I was teaching a grade twelve biblical studies class when something unexpected happened. In a class full of strong minds and bodies, I saw fear in my students’ eyes. They were afraid of University; not afraid of the workload or the professors, but afraid of not being able to answer the onslaught of questions about Christianity and their personal faith. It was at this point as a teacher that I wanted to do my best to answer these questions in the short time I had with them. While I know we weren’t able to cover every question, or even most of the questions, the experience led me to look for viable and relatable resources that I could share with my students after high school. It would be almost two years later that I was blessed to listen to Rebecca McLaughlin speak and then shortly afterward to read her phenomenal book Confronting Christianity.

YouTube and social media platforms seem to be teaming with biblically based philosophy and Christian apologetics. And while I am grateful for this kingdom work, as a teacher, I struggle to connect this wealth of information with the adolescent brains in my classroom. This is why I believe Confronting Christianity is so timely. McLaughlin’s book is conversational yet contemplative, vulnerable yet convicting. In many ways, it is the type of book that appeals to both Christians and atheists alike. The type of book that high school students desperately need.

McLaughlin breaks her book into twelve questions that high school students are either asking or will soon be compelled to ask:

  • Aren’t we better off without religion?
  • Doesn’t Christianity crush diversity?
  • How can you say there’s only one true faith?
  • Doesn’t religion hinder morality?
  • Doesn’t religion cause violence?
  • How can you take the Bible literally?
  • Hasn’t science disproved Christianity?
  • Doesn’t Christianity denigrate women?
  • Isn’t Christianity homophobic?
  • Doesn’t the Bible condone slavery?
  • How could a loving God allow so much suffering?
  • How could a loving God send people to hell?

McLaughlin is disarming in her convictions as she discusses some of the more difficult topics for Christians today—using a strong biblical framework and historical evidence.
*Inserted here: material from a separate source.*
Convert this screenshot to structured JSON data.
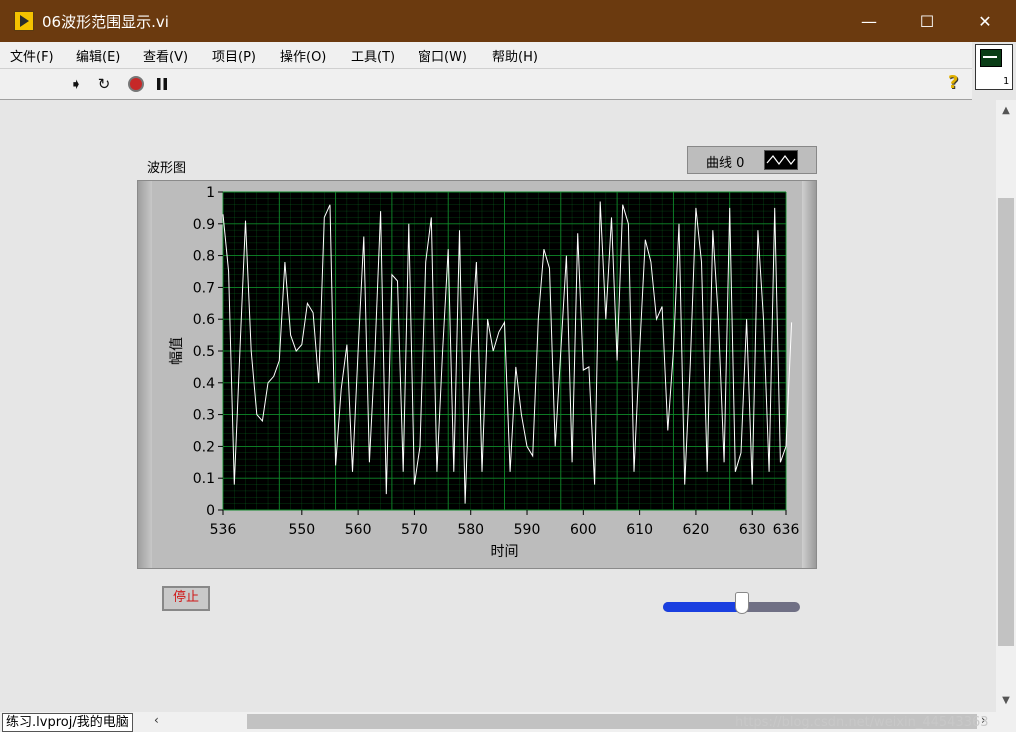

Indeed, McLaughlin leads her readers to see Jesus as our only hope in this life and in the next.  McLaughlin summarizes,

McLaughlin leads her readers to see Jesus as our only hope in this life and in the next

In Jesus’s world, we find connective tissue between the truths of science and morality. We find a basis for saying that all human beings are created equal, and a deep call to love across diversity. We find a name for evil, and a means of forgiveness. We find a vision of love that is so much deeper than our current hearts can hold, and a true intimacy better than our weak bodies could ever experience. We find a diagnosis of human nature as shot through with sin and yet as redeemable by grace. We find a call to care for the poor, oppressed, and lonely, a call springing from the heart of God himself and grounded in the hope that one day every tear will be wiped away, every stomach will be filled, and every outcast will be embraced. But we do not find glib answers or an easy road. Instead, we find a call to come and die. (222)

I wish I could go back to that group of grade twelve students and share Confronting Christianity with them. I wish I could spend more time with them and help ease their fears a bit more. I wish I could help them understand that every question and objection to Christianity will never be completely answered, but as I learned from McLaughlin, the world is a better place because of Christianity.


Note: You can read a short article from McLaughlin at

Work Reviewed

McLaughlin, Rebecca. Confronting Christianity: 12 Hard Questions for the World’s Largest Religion. Crossway, 2019.


Josh Withrow is a high school biblical studies teacher in Langley, BC. He has taught middle school and high school humanities and biblical studies for seventeen years and also teaches Bible study at his church in Cloverdale. Josh enjoys spending time with his wife and three kids and feels at home when reading the likes of J.R.R. Tolkien, C.S. Lewis, and J.K. Rowling. He is a Ravenclaw.